The last few months have been rough for all of us with the COVID-19 pandemic and the challenges it has presented to us, for personal and family safety as well as adverse impact on our patients and our practices. Yet we still need to learn new and important things that will allow us to deepen our knowledge and better care for our patients. The May issue of Annals is focused on food allergy, and there are many different articles that will interest and inform you. I wish to call your attention to several of them.
First is a review article by Vicki L. McWilliam, MND, PhD and colleagues who provide an excellent overview of the natural history of tree nut allergy. Tree nuts are common causes of food-related allergic reactions and anaphylaxis. Clinical resolution of tree nut allergy is thought to be low, yet studies of the natural history of tree nut allergy are limited. This review summarizes the available literature regarding tree nut allergy prevalence and natural history and discusses emerging diagnostic and prognostic developments that can inform clinical management.
This month's CME review article by John Andrew Bird, MD and Julia E.M. Upton, MD, MPH describes factors to be considered when contemplating oral food challenges used for the definitive diagnosis of food allergy. Risk and benefit assessment guide the oral food challenge procedure. The conduct of oral food challenges is influenced by multiple factors including age, the specific food to be tested, and the goal of the challenge. This article reinforces special considerations when offering and conducting oral food challenges.

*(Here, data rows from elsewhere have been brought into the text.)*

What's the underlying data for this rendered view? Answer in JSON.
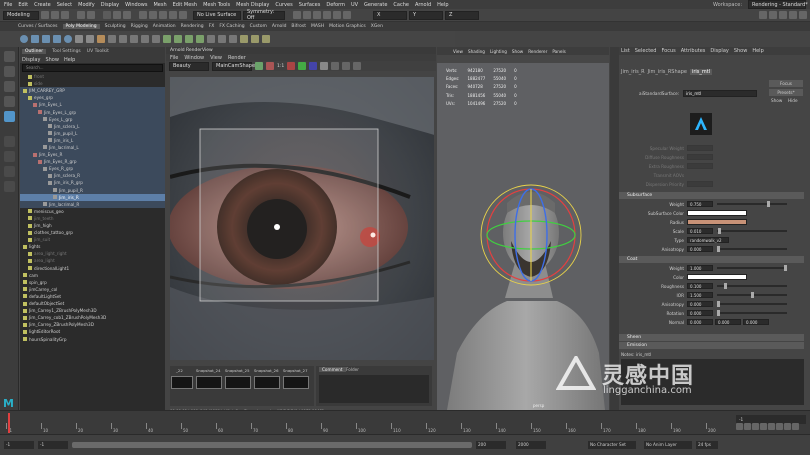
{
  "menubar": {
    "items": [
      "File",
      "Edit",
      "Create",
      "Select",
      "Modify",
      "Display",
      "Windows",
      "Mesh",
      "Edit Mesh",
      "Mesh Tools",
      "Mesh Display",
      "Curves",
      "Surfaces",
      "Deform",
      "UV",
      "Generate",
      "Cache",
      "Arnold",
      "Help"
    ],
    "workspace_label": "Workspace:",
    "workspace_value": "Rendering - Standard*"
  },
  "statusline": {
    "mode": "Modeling",
    "live_surface": "No Live Surface",
    "symmetry": "Symmetry: Off"
  },
  "shelf_tabs": [
    "Curves / Surfaces",
    "Poly Modeling",
    "Sculpting",
    "Rigging",
    "Animation",
    "Rendering",
    "FX",
    "FX Caching",
    "Custom",
    "Arnold",
    "Bifrost",
    "MASH",
    "Motion Graphics",
    "XGen"
  ],
  "outliner": {
    "tabs": [
      "Outliner",
      "Tool Settings",
      "UV Toolkit"
    ],
    "menu": [
      "Display",
      "Show",
      "Help"
    ],
    "search_placeholder": "Search...",
    "items": [
      {
        "label": "front",
        "depth": 1,
        "state": "dim"
      },
      {
        "label": "side",
        "depth": 1,
        "state": "dim"
      },
      {
        "label": "JIM_CARREY_GRP",
        "depth": 0,
        "state": "hl"
      },
      {
        "label": "eyes_grp",
        "depth": 1,
        "state": "hl"
      },
      {
        "label": "Jim_Eyes_L",
        "depth": 2,
        "state": "hl"
      },
      {
        "label": "Jim_Eyes_L_grp",
        "depth": 3,
        "state": "hl"
      },
      {
        "label": "Eyes_L_grp",
        "depth": 4,
        "state": "hl"
      },
      {
        "label": "Jim_sclera_L",
        "depth": 5,
        "state": "hl"
      },
      {
        "label": "Jim_pupil_L",
        "depth": 5,
        "state": "hl"
      },
      {
        "label": "Jim_iris_L",
        "depth": 5,
        "state": "hl"
      },
      {
        "label": "Jim_lacrimal_L",
        "depth": 4,
        "state": "hl"
      },
      {
        "label": "Jim_Eyes_R",
        "depth": 2,
        "state": "hl"
      },
      {
        "label": "Jim_Eyes_R_grp",
        "depth": 3,
        "state": "hl"
      },
      {
        "label": "Eyes_R_grp",
        "depth": 4,
        "state": "hl"
      },
      {
        "label": "Jim_sclera_R",
        "depth": 5,
        "state": "hl"
      },
      {
        "label": "Jim_iris_R_grp",
        "depth": 5,
        "state": "hl"
      },
      {
        "label": "Jim_pupil_R",
        "depth": 6,
        "state": "hl"
      },
      {
        "label": "Jim_iris_R",
        "depth": 6,
        "state": "sel"
      },
      {
        "label": "Jim_lacrimal_R",
        "depth": 4,
        "state": "hl"
      },
      {
        "label": "meniscus_geo",
        "depth": 1,
        "state": ""
      },
      {
        "label": "jim_teeth",
        "depth": 1,
        "state": "dim"
      },
      {
        "label": "Jim_high",
        "depth": 1,
        "state": ""
      },
      {
        "label": "clothes_tattoo_grp",
        "depth": 1,
        "state": ""
      },
      {
        "label": "jim_suit",
        "depth": 1,
        "state": "dim"
      },
      {
        "label": "lights",
        "depth": 0,
        "state": ""
      },
      {
        "label": "area_light_right",
        "depth": 1,
        "state": "dim"
      },
      {
        "label": "area_light",
        "depth": 1,
        "state": "dim"
      },
      {
        "label": "directionalLight1",
        "depth": 1,
        "state": ""
      },
      {
        "label": "cam",
        "depth": 0,
        "state": ""
      },
      {
        "label": "spin_grp",
        "depth": 0,
        "state": ""
      },
      {
        "label": "jimCarrey_col",
        "depth": 0,
        "state": ""
      },
      {
        "label": "defaultLightSet",
        "depth": 0,
        "state": ""
      },
      {
        "label": "defaultObjectSet",
        "depth": 0,
        "state": ""
      },
      {
        "label": "Jim_Carrey1_ZBrushPolyMesh3D",
        "depth": 0,
        "state": ""
      },
      {
        "label": "Jim_Carrey_cob1_ZBrushPolyMesh3D",
        "depth": 0,
        "state": ""
      },
      {
        "label": "Jim_Carrey_ZBrushPolyMesh3D",
        "depth": 0,
        "state": ""
      },
      {
        "label": "lightEditorRoot",
        "depth": 0,
        "state": ""
      },
      {
        "label": "hoursSpinalityGrp",
        "depth": 0,
        "state": ""
      }
    ]
  },
  "render_view": {
    "title": "Arnold RenderView",
    "menu": [
      "File",
      "Window",
      "View",
      "Render"
    ],
    "aov": "Beauty",
    "camera": "MainCamShape",
    "zoom": "1:1",
    "snapshots": [
      "_22",
      "Snapshot_24",
      "Snapshot_25",
      "Snapshot_26",
      "Snapshot_27"
    ],
    "comment_tabs": [
      "Comment",
      "Folder"
    ],
    "status": "00:00:05 | 960x540 (100%) | MainCamShape | samples 4/2/2/2/2/0 | 1572.96 MB"
  },
  "viewport": {
    "menu": [
      "View",
      "Shading",
      "Lighting",
      "Show",
      "Renderer",
      "Panels"
    ],
    "hud": [
      [
        "Verts:",
        "942180",
        "27520",
        "0"
      ],
      [
        "Edges:",
        "1882477",
        "55040",
        "0"
      ],
      [
        "Faces:",
        "940728",
        "27520",
        "0"
      ],
      [
        "Tris:",
        "1881456",
        "55040",
        "0"
      ],
      [
        "UVs:",
        "1041496",
        "27520",
        "0"
      ]
    ],
    "camera_label": "persp"
  },
  "attribute_editor": {
    "menu": [
      "List",
      "Selected",
      "Focus",
      "Attributes",
      "Display",
      "Show",
      "Help"
    ],
    "tabs": [
      "Jim_iris_R",
      "Jim_iris_RShape",
      "iris_mtl"
    ],
    "type_label": "aiStandardSurface:",
    "node_name": "iris_mtl",
    "buttons": {
      "focus": "Focus",
      "presets": "Presets*",
      "show": "Show",
      "hide": "Hide"
    },
    "faded_rows": [
      "Specular Weight",
      "Diffuse Roughness",
      "Extra Roughness",
      "Transmit AOVs",
      "Dispersion Priority"
    ],
    "subsurface": {
      "title": "Subsurface",
      "rows": [
        {
          "label": "Weight",
          "value": "0.750",
          "level": 0.75
        },
        {
          "label": "SubSurface Color",
          "value": "",
          "swatch": "#ffffff"
        },
        {
          "label": "Radius",
          "value": "",
          "swatch": "#c89277"
        },
        {
          "label": "Scale",
          "value": "0.010",
          "level": 0.01
        },
        {
          "label": "Type",
          "value": "randomwalk_v2"
        },
        {
          "label": "Anisotropy",
          "value": "0.000",
          "level": 0.0
        }
      ]
    },
    "coat": {
      "title": "Coat",
      "rows": [
        {
          "label": "Weight",
          "value": "1.000",
          "level": 1.0
        },
        {
          "label": "Color",
          "value": "",
          "swatch": "#ffffff"
        },
        {
          "label": "Roughness",
          "value": "0.100",
          "level": 0.1
        },
        {
          "label": "IOR",
          "value": "1.500",
          "level": 0.5
        },
        {
          "label": "Anisotropy",
          "value": "0.000",
          "level": 0.0
        },
        {
          "label": "Rotation",
          "value": "0.000",
          "level": 0.0
        },
        {
          "label": "Normal",
          "value": "0.000",
          "value2": "0.000",
          "value3": "0.000"
        }
      ]
    },
    "collapsed_sections": [
      "Sheen",
      "Emission"
    ],
    "notes_label": "Notes:",
    "notes_value": "iris_mtl"
  },
  "timeline": {
    "ticks": [
      "-1",
      "10",
      "20",
      "30",
      "40",
      "50",
      "60",
      "70",
      "80",
      "90",
      "100",
      "110",
      "120",
      "130",
      "140",
      "150",
      "160",
      "170",
      "180",
      "190",
      "200"
    ],
    "current_frame": "-1",
    "range_start": "-1",
    "range_start_inner": "-1",
    "range_end_inner": "200",
    "range_end": "2000",
    "character_set": "No Character Set",
    "anim_layer": "No Anim Layer",
    "fps": "24 fps"
  },
  "watermark": {
    "brand_cn": "灵感中国",
    "url": "lingganchina.com"
  },
  "colors": {
    "selection": "#5d7fa8",
    "highlight": "#3c4a5c",
    "manipulator_red": "#e34040",
    "manipulator_green": "#40d040",
    "manipulator_blue": "#3d6ee8",
    "arnold_logo_bg": "#1d1d1d",
    "arnold_logo_fg": "#2db6ff"
  }
}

Another feature that we showcase in Annals is our Perspectives. These are short, impactful pieces that provide an evidence-based opinion from the authors on topics of interest and importance to all of us. In particular, I would call your attention to the perspective on fatal food anaphylaxis by Stacy Dorris, MD. The development of a new online national database on food anaphylaxis deaths is presented and its value discussed. I encourage you to read it carefully and to participate if, God forbid, you have had patients in this category.
I hope you have some time to peruse your May edition of the Annals of Allergy, Asthma and Immunology. We want to be supportive in any way possible as we band together to come back from the effects of this pandemic. Let's keep looking out for one another and our collective patient population – it's what we do best!
Gailen D. Marshall, Jr., MD PhD, FACAAI